Ultrasonography was used to measure pennation angle and electromyography (EMG) to record muscle activity of the human tibialis anterior (TA), lateral gastrocnemius (LG), medial gastrocnemius (MG), and soleus (SOL) muscles during graded isometric ankle plantar and dorsiflexion contractions done on a Biodex dynamometer. Data from eight male and eight female subjects were collected in increments of approximately 25% of maximum voluntary contraction (MVC) ranging from rest to MVC. A significant positive linear relationship (p < 0.05) between normalized EMG and pennation angle for all muscles was observed when subject specific pennation angles at rest and MVC were included in the analysis. These were included to account for gender differences and inter-subject variability in pennation angle. The coefficient of determination, R2, ranged between 0.76 for the TA to 0.87 for the SOL. The EMG-pennation angle relationships have ramifications for use in EMG-driven models of muscle force. The regression equations can be used to characterize fiber pennation angle more accurately and to determine how it changes with contraction intensity, thus providing improved estimates of muscle force when using musculoskeletal models.
ultrasound; regression; optimal pennation angle; sex differences
Impaired glucose tolerance (IGT) is a prediabetic state. If IGT can be prevented from progressing to overt diabetes, hyperglycemia-related complications can be avoided. The purpose of the present study was to examine whether pioglitazone (ACTOS®) can prevent progression of IGT to type 2 diabetes mellitus (T2DM) in a prospective randomized, double blind, placebo controlled trial.

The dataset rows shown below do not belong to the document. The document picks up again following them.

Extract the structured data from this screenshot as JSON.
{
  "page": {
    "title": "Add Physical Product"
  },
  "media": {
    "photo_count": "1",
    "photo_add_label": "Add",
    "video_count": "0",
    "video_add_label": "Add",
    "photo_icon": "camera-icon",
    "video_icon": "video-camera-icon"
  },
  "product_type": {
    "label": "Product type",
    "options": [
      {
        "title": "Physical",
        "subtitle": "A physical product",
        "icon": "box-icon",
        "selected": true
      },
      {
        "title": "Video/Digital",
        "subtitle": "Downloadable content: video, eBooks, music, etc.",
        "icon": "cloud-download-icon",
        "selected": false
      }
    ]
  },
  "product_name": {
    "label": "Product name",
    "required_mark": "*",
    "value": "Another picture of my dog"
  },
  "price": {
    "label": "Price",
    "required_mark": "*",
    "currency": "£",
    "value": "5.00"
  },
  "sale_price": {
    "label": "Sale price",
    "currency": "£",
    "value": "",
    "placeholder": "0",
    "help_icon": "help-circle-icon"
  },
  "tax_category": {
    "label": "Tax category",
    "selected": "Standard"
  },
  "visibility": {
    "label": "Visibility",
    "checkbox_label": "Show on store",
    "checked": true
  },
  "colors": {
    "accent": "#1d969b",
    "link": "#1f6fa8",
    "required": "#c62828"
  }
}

602 IGT subjects were identified with OGTT (2-hour plasma glucose = 140–199 mg/dl). In addition, IGT subjects were required to have FPG = 95–125 mg/dl and at least one other high risk characteristic. Prior to randomization all subjects had measurement of ankle-arm blood pressure, systolic/diastolic blood pressure, HbA1C, lipid profile and a subset had frequently sampled intravenous glucose tolerance test (FSIVGTT), DEXA, and ultrasound determination of carotid intima-media thickness (IMT). Following this, subjects were randomized to receive pioglitazone (45 mg/day) or placebo, and returned every 2–3 months for FPG determination and annually for OGTT. Repeat carotid IMT measurement was performed at 18 months and study end. Recruitment took place over 24 months, and subjects were followed for an additional 24 months. At study end (48 months) or at time of diagnosis of diabetes the OGTT, FSIVGTT, DEXA, carotid IMT, and all other measurements were repeated.
Primary endpoint is conversion of IGT to T2DM based upon FPG ≥ 126 or 2-hour PG ≥ 200 mg/dl. Secondary endpoints include whether pioglitazone can: (i) improve glycemic control (ii) enhance insulin sensitivity, (iii) augment beta cell function, (iv) improve risk factors for cardiovascular disease, (v) cause regression/slow progression of carotid IMT, (vi) revert newly diagnosed diabetes to normal glucose tolerance.
ACT NOW is designed to determine if pioglitazone can prevent/delay progression to diabetes in high risk IGT subjects, and to define the mechanisms (improved insulin sensitivity and/or enhanced beta cell function) via which pioglitazone exerts its beneficial effect on glucose metabolism to prevent/delay onset of T2DM.
clinical trials.gov identifier: NCT00220961